»»
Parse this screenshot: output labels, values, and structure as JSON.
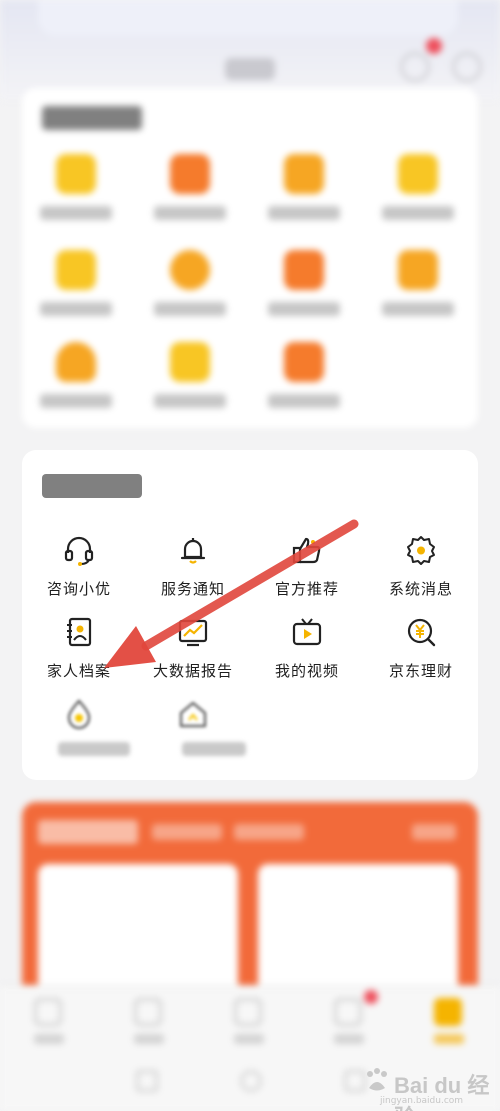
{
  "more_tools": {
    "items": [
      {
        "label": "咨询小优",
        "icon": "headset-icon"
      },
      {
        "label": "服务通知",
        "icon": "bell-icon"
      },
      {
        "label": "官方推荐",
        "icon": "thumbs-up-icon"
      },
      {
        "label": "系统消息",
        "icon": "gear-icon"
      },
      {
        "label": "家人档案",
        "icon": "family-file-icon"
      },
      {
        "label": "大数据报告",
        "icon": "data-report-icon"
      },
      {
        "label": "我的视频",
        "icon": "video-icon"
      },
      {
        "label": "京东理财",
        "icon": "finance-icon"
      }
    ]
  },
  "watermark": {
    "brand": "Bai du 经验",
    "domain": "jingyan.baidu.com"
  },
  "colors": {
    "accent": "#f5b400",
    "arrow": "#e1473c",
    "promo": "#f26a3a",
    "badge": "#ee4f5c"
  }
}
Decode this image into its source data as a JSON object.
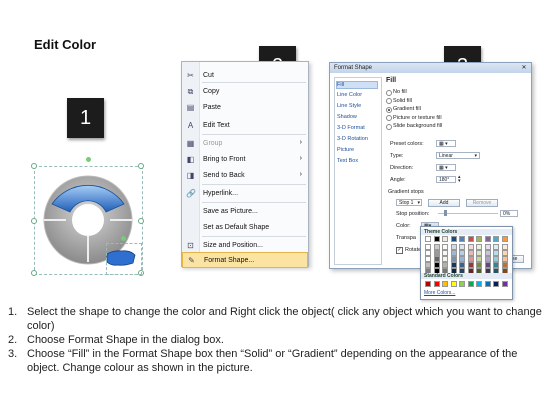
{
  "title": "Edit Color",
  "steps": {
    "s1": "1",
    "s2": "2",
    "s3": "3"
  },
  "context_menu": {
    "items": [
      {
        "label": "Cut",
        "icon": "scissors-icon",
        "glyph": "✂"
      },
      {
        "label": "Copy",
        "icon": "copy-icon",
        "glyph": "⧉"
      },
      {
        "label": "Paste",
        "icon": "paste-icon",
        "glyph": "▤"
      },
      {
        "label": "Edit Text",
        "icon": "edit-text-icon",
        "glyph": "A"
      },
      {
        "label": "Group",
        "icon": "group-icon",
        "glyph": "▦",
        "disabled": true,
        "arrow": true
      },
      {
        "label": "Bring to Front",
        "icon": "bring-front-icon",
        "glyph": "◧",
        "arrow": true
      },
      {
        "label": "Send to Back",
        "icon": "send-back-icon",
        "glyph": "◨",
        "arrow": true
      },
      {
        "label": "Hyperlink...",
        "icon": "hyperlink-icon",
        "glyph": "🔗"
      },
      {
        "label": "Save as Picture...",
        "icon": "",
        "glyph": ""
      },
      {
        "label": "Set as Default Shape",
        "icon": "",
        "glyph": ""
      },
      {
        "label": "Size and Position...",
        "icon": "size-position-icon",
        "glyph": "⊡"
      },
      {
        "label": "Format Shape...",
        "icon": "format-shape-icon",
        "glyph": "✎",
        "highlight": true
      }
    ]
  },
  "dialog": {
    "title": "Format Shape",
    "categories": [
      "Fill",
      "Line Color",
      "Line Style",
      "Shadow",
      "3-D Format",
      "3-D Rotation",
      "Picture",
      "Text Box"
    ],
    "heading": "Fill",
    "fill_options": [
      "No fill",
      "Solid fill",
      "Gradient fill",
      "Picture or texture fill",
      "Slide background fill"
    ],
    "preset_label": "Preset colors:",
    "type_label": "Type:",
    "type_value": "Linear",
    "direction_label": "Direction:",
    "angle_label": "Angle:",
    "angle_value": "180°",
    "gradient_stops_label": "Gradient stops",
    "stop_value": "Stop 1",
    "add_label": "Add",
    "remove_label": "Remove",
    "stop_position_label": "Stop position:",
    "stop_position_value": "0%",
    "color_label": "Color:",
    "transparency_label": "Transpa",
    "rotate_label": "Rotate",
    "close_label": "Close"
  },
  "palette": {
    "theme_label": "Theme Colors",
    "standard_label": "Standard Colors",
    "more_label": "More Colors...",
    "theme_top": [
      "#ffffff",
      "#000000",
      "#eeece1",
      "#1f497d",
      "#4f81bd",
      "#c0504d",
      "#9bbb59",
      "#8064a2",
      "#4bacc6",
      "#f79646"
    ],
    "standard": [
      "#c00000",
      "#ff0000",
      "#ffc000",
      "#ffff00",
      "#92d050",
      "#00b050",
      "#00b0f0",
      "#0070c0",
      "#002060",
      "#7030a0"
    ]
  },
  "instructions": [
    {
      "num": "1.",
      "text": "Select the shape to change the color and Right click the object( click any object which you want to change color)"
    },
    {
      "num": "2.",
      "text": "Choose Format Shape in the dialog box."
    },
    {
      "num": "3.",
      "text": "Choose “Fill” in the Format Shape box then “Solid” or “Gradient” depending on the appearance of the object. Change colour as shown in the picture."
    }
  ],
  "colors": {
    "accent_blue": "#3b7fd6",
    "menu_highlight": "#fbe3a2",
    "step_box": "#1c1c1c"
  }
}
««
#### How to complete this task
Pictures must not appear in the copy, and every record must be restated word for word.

#### Response to this exercise
Parse this screenshot: output labels, values, and structure as JSON.
{
  "more_tools": {
    "items": [
      {
        "label": "咨询小优",
        "icon": "headset-icon"
      },
      {
        "label": "服务通知",
        "icon": "bell-icon"
      },
      {
        "label": "官方推荐",
        "icon": "thumbs-up-icon"
      },
      {
        "label": "系统消息",
        "icon": "gear-icon"
      },
      {
        "label": "家人档案",
        "icon": "family-file-icon"
      },
      {
        "label": "大数据报告",
        "icon": "data-report-icon"
      },
      {
        "label": "我的视频",
        "icon": "video-icon"
      },
      {
        "label": "京东理财",
        "icon": "finance-icon"
      }
    ]
  },
  "watermark": {
    "brand": "Bai du 经验",
    "domain": "jingyan.baidu.com"
  },
  "colors": {
    "accent": "#f5b400",
    "arrow": "#e1473c",
    "promo": "#f26a3a",
    "badge": "#ee4f5c"
  }
}
Decode this image into its source data as a JSON object.
{
  "title": "Edit Color",
  "steps": {
    "s1": "1",
    "s2": "2",
    "s3": "3"
  },
  "context_menu": {
    "items": [
      {
        "label": "Cut",
        "icon": "scissors-icon",
        "glyph": "✂"
      },
      {
        "label": "Copy",
        "icon": "copy-icon",
        "glyph": "⧉"
      },
      {
        "label": "Paste",
        "icon": "paste-icon",
        "glyph": "▤"
      },
      {
        "label": "Edit Text",
        "icon": "edit-text-icon",
        "glyph": "A"
      },
      {
        "label": "Group",
        "icon": "group-icon",
        "glyph": "▦",
        "disabled": true,
        "arrow": true
      },
      {
        "label": "Bring to Front",
        "icon": "bring-front-icon",
        "glyph": "◧",
        "arrow": true
      },
      {
        "label": "Send to Back",
        "icon": "send-back-icon",
        "glyph": "◨",
        "arrow": true
      },
      {
        "label": "Hyperlink...",
        "icon": "hyperlink-icon",
        "glyph": "🔗"
      },
      {
        "label": "Save as Picture...",
        "icon": "",
        "glyph": ""
      },
      {
        "label": "Set as Default Shape",
        "icon": "",
        "glyph": ""
      },
      {
        "label": "Size and Position...",
        "icon": "size-position-icon",
        "glyph": "⊡"
      },
      {
        "label": "Format Shape...",
        "icon": "format-shape-icon",
        "glyph": "✎",
        "highlight": true
      }
    ]
  },
  "dialog": {
    "title": "Format Shape",
    "categories": [
      "Fill",
      "Line Color",
      "Line Style",
      "Shadow",
      "3-D Format",
      "3-D Rotation",
      "Picture",
      "Text Box"
    ],
    "heading": "Fill",
    "fill_options": [
      "No fill",
      "Solid fill",
      "Gradient fill",
      "Picture or texture fill",
      "Slide background fill"
    ],
    "preset_label": "Preset colors:",
    "type_label": "Type:",
    "type_value": "Linear",
    "direction_label": "Direction:",
    "angle_label": "Angle:",
    "angle_value": "180°",
    "gradient_stops_label": "Gradient stops",
    "stop_value": "Stop 1",
    "add_label": "Add",
    "remove_label": "Remove",
    "stop_position_label": "Stop position:",
    "stop_position_value": "0%",
    "color_label": "Color:",
    "transparency_label": "Transpa",
    "rotate_label": "Rotate",
    "close_label": "Close"
  },
  "palette": {
    "theme_label": "Theme Colors",
    "standard_label": "Standard Colors",
    "more_label": "More Colors...",
    "theme_top": [
      "#ffffff",
      "#000000",
      "#eeece1",
      "#1f497d",
      "#4f81bd",
      "#c0504d",
      "#9bbb59",
      "#8064a2",
      "#4bacc6",
      "#f79646"
    ],
    "standard": [
      "#c00000",
      "#ff0000",
      "#ffc000",
      "#ffff00",
      "#92d050",
      "#00b050",
      "#00b0f0",
      "#0070c0",
      "#002060",
      "#7030a0"
    ]
  },
  "instructions": [
    {
      "num": "1.",
      "text": "Select the shape to change the color and Right click the object( click any object which you want to change color)"
    },
    {
      "num": "2.",
      "text": "Choose Format Shape in the dialog box."
    },
    {
      "num": "3.",
      "text": "Choose “Fill” in the Format Shape box then “Solid” or “Gradient” depending on the appearance of the object. Change colour as shown in the picture."
    }
  ],
  "colors": {
    "accent_blue": "#3b7fd6",
    "menu_highlight": "#fbe3a2",
    "step_box": "#1c1c1c"
  }
}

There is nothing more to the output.